What is Severs Disease of the Heel Bone?
Children are certainly not little adults. Anatomically they are distinct. One of those variations is there are growing regions within bones where the growth of the bone occurs at. Since the bones have these growing locations, injuries to these growth regions may occur. Among the most prevalent of such problems is one that is known as Severs disease which impacts the back section of the heel bone in the feet. The most frequent reason for this issue can be excessive use. When running or walking the rear portion of the calcaneus bone is the first to make contact with the floor and this applies loads of stress with that portion of the heel and can make it at risk from injury. The most common indications of Severs disease is discomfort with exercise behind the heel bone and soreness on compressing the sides of the calcaneus bone. It can be significantly painful in the course of and immediatly after athletic activity.

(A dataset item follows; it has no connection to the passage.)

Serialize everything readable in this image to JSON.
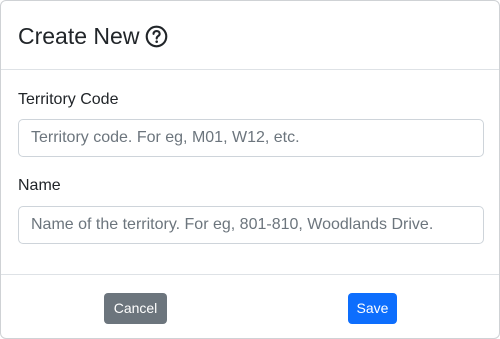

This really is more prevalent in the early teenage years. By the older teenage years, the growing region no longer is there so it will be not possible to get this condition then.
As the growing region of the calcaneus vanishes entirely as the kid ages, this disorder is self-limiting and will be grown out of. Therapy of Severs disease when it's painful is geared toward improving the symptoms while awaiting the development to get its course. Generally simply describing the self-limiting aspect of the Severs disease along with lessening activity amounts is sufficient to help this problem. Typically a soft cushioning heel lift may be used within the footwear for helping with the signs and symptoms. Ice packs used on the region following sports activity can help with the more painful episodes. When these measures don't settle things down enough, then a more severe lowering of activity and sporting activities amounts may be required. In the most difficult instances, a immobilizing brace might have to be employed to extremely control exercise.